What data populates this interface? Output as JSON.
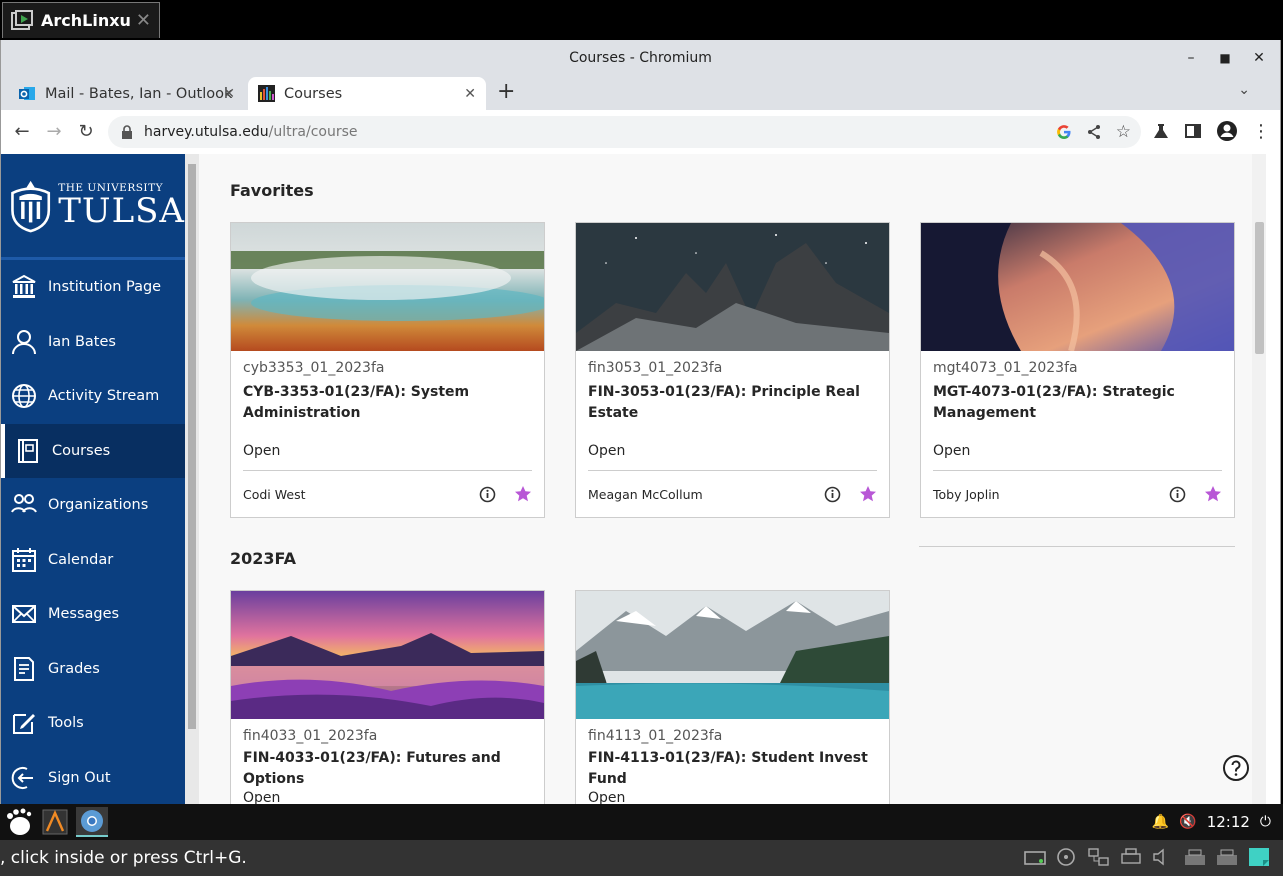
{
  "vm": {
    "tab_title": "ArchLinxu",
    "close_glyph": "✕"
  },
  "window": {
    "title": "Courses - Chromium",
    "minimize": "–",
    "maximize": "▫",
    "close": "✕"
  },
  "tabs": [
    {
      "label": "Mail - Bates, Ian - Outlook",
      "icon": "outlook-icon"
    },
    {
      "label": "Courses",
      "icon": "chart-bars-icon"
    }
  ],
  "toolbar": {
    "new_tab": "+",
    "url_host": "harvey.utulsa.edu",
    "url_path": "/ultra/course"
  },
  "brand": {
    "top": "THE UNIVERSITY",
    "of": "of",
    "name": "TULSA"
  },
  "nav": [
    {
      "label": "Institution Page",
      "icon": "institution-icon"
    },
    {
      "label": "Ian Bates",
      "icon": "user-icon"
    },
    {
      "label": "Activity Stream",
      "icon": "globe-icon"
    },
    {
      "label": "Courses",
      "icon": "courses-icon"
    },
    {
      "label": "Organizations",
      "icon": "organizations-icon"
    },
    {
      "label": "Calendar",
      "icon": "calendar-icon"
    },
    {
      "label": "Messages",
      "icon": "envelope-icon"
    },
    {
      "label": "Grades",
      "icon": "grades-icon"
    },
    {
      "label": "Tools",
      "icon": "tools-icon"
    },
    {
      "label": "Sign Out",
      "icon": "sign-out-icon"
    }
  ],
  "sections": {
    "favorites": "Favorites",
    "term": "2023FA"
  },
  "favorites": [
    {
      "code": "cyb3353_01_2023fa",
      "name": "CYB-3353-01(23/FA): System Administration",
      "status": "Open",
      "instructor": "Codi West",
      "image": "hot-spring"
    },
    {
      "code": "fin3053_01_2023fa",
      "name": "FIN-3053-01(23/FA): Principle Real Estate",
      "status": "Open",
      "instructor": "Meagan McCollum",
      "image": "night-mountains"
    },
    {
      "code": "mgt4073_01_2023fa",
      "name": "MGT-4073-01(23/FA): Strategic Management",
      "status": "Open",
      "instructor": "Toby Joplin",
      "image": "canyon"
    }
  ],
  "term_courses": [
    {
      "code": "fin4033_01_2023fa",
      "name": "FIN-4033-01(23/FA): Futures and Options",
      "status": "Open",
      "image": "lavender-lake"
    },
    {
      "code": "fin4113_01_2023fa",
      "name": "FIN-4113-01(23/FA): Student Invest Fund",
      "status": "Open",
      "image": "alpine-lake"
    }
  ],
  "taskbar": {
    "time": "12:12"
  },
  "statusbar": {
    "message": ", click inside or press Ctrl+G."
  },
  "colors": {
    "sidebar": "#0b3f80",
    "star": "#b857d6",
    "accent": "#1e5aa8"
  }
}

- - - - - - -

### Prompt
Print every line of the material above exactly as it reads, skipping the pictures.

### Expected answer
What data populates this interface? Output as JSON.
{
  "vm": {
    "tab_title": "ArchLinxu",
    "close_glyph": "✕"
  },
  "window": {
    "title": "Courses - Chromium",
    "minimize": "–",
    "maximize": "▫",
    "close": "✕"
  },
  "tabs": [
    {
      "label": "Mail - Bates, Ian - Outlook",
      "icon": "outlook-icon"
    },
    {
      "label": "Courses",
      "icon": "chart-bars-icon"
    }
  ],
  "toolbar": {
    "new_tab": "+",
    "url_host": "harvey.utulsa.edu",
    "url_path": "/ultra/course"
  },
  "brand": {
    "top": "THE UNIVERSITY",
    "of": "of",
    "name": "TULSA"
  },
  "nav": [
    {
      "label": "Institution Page",
      "icon": "institution-icon"
    },
    {
      "label": "Ian Bates",
      "icon": "user-icon"
    },
    {
      "label": "Activity Stream",
      "icon": "globe-icon"
    },
    {
      "label": "Courses",
      "icon": "courses-icon"
    },
    {
      "label": "Organizations",
      "icon": "organizations-icon"
    },
    {
      "label": "Calendar",
      "icon": "calendar-icon"
    },
    {
      "label": "Messages",
      "icon": "envelope-icon"
    },
    {
      "label": "Grades",
      "icon": "grades-icon"
    },
    {
      "label": "Tools",
      "icon": "tools-icon"
    },
    {
      "label": "Sign Out",
      "icon": "sign-out-icon"
    }
  ],
  "sections": {
    "favorites": "Favorites",
    "term": "2023FA"
  },
  "favorites": [
    {
      "code": "cyb3353_01_2023fa",
      "name": "CYB-3353-01(23/FA): System Administration",
      "status": "Open",
      "instructor": "Codi West",
      "image": "hot-spring"
    },
    {
      "code": "fin3053_01_2023fa",
      "name": "FIN-3053-01(23/FA): Principle Real Estate",
      "status": "Open",
      "instructor": "Meagan McCollum",
      "image": "night-mountains"
    },
    {
      "code": "mgt4073_01_2023fa",
      "name": "MGT-4073-01(23/FA): Strategic Management",
      "status": "Open",
      "instructor": "Toby Joplin",
      "image": "canyon"
    }
  ],
  "term_courses": [
    {
      "code": "fin4033_01_2023fa",
      "name": "FIN-4033-01(23/FA): Futures and Options",
      "status": "Open",
      "image": "lavender-lake"
    },
    {
      "code": "fin4113_01_2023fa",
      "name": "FIN-4113-01(23/FA): Student Invest Fund",
      "status": "Open",
      "image": "alpine-lake"
    }
  ],
  "taskbar": {
    "time": "12:12"
  },
  "statusbar": {
    "message": ", click inside or press Ctrl+G."
  },
  "colors": {
    "sidebar": "#0b3f80",
    "star": "#b857d6",
    "accent": "#1e5aa8"
  }
}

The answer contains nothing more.